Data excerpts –
Content starts

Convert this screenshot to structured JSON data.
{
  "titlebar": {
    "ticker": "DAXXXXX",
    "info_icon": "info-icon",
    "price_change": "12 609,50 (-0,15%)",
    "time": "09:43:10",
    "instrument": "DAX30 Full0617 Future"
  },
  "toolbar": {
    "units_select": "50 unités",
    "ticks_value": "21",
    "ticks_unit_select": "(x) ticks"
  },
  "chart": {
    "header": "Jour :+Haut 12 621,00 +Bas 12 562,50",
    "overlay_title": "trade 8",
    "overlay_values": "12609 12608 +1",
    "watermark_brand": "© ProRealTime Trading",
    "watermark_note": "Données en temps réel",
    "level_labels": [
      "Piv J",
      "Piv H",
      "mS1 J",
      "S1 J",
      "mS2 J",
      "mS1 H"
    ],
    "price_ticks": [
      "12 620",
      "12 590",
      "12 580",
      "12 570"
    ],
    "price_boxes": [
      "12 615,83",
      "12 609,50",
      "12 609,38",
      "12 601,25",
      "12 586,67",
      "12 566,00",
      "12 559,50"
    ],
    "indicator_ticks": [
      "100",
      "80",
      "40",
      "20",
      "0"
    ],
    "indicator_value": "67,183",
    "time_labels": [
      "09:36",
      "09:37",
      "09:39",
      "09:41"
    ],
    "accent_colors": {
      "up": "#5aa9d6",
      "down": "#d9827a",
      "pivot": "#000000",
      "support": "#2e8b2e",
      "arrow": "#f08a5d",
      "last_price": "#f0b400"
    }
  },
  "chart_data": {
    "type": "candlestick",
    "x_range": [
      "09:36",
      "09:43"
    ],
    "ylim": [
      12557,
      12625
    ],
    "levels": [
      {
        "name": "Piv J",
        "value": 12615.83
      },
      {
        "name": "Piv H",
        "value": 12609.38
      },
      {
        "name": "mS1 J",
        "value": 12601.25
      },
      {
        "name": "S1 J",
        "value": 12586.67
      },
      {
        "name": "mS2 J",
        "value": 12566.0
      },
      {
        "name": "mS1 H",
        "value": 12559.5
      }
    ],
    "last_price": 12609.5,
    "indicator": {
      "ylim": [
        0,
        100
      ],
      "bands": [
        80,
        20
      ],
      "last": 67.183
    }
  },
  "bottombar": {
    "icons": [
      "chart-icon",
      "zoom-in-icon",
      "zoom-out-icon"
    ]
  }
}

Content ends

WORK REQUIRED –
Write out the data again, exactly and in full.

ANSWER BELOW –
Convert this screenshot to structured JSON data.
{
  "titlebar": {
    "ticker": "DAXXXXX",
    "info_icon": "info-icon",
    "price_change": "12 609,50 (-0,15%)",
    "time": "09:43:10",
    "instrument": "DAX30 Full0617 Future"
  },
  "toolbar": {
    "units_select": "50 unités",
    "ticks_value": "21",
    "ticks_unit_select": "(x) ticks"
  },
  "chart": {
    "header": "Jour :+Haut 12 621,00 +Bas 12 562,50",
    "overlay_title": "trade 8",
    "overlay_values": "12609 12608 +1",
    "watermark_brand": "© ProRealTime Trading",
    "watermark_note": "Données en temps réel",
    "level_labels": [
      "Piv J",
      "Piv H",
      "mS1 J",
      "S1 J",
      "mS2 J",
      "mS1 H"
    ],
    "price_ticks": [
      "12 620",
      "12 590",
      "12 580",
      "12 570"
    ],
    "price_boxes": [
      "12 615,83",
      "12 609,50",
      "12 609,38",
      "12 601,25",
      "12 586,67",
      "12 566,00",
      "12 559,50"
    ],
    "indicator_ticks": [
      "100",
      "80",
      "40",
      "20",
      "0"
    ],
    "indicator_value": "67,183",
    "time_labels": [
      "09:36",
      "09:37",
      "09:39",
      "09:41"
    ],
    "accent_colors": {
      "up": "#5aa9d6",
      "down": "#d9827a",
      "pivot": "#000000",
      "support": "#2e8b2e",
      "arrow": "#f08a5d",
      "last_price": "#f0b400"
    }
  },
  "chart_data": {
    "type": "candlestick",
    "x_range": [
      "09:36",
      "09:43"
    ],
    "ylim": [
      12557,
      12625
    ],
    "levels": [
      {
        "name": "Piv J",
        "value": 12615.83
      },
      {
        "name": "Piv H",
        "value": 12609.38
      },
      {
        "name": "mS1 J",
        "value": 12601.25
      },
      {
        "name": "S1 J",
        "value": 12586.67
      },
      {
        "name": "mS2 J",
        "value": 12566.0
      },
      {
        "name": "mS1 H",
        "value": 12559.5
      }
    ],
    "last_price": 12609.5,
    "indicator": {
      "ylim": [
        0,
        100
      ],
      "bands": [
        80,
        20
      ],
      "last": 67.183
    }
  },
  "bottombar": {
    "icons": [
      "chart-icon",
      "zoom-in-icon",
      "zoom-out-icon"
    ]
  }
}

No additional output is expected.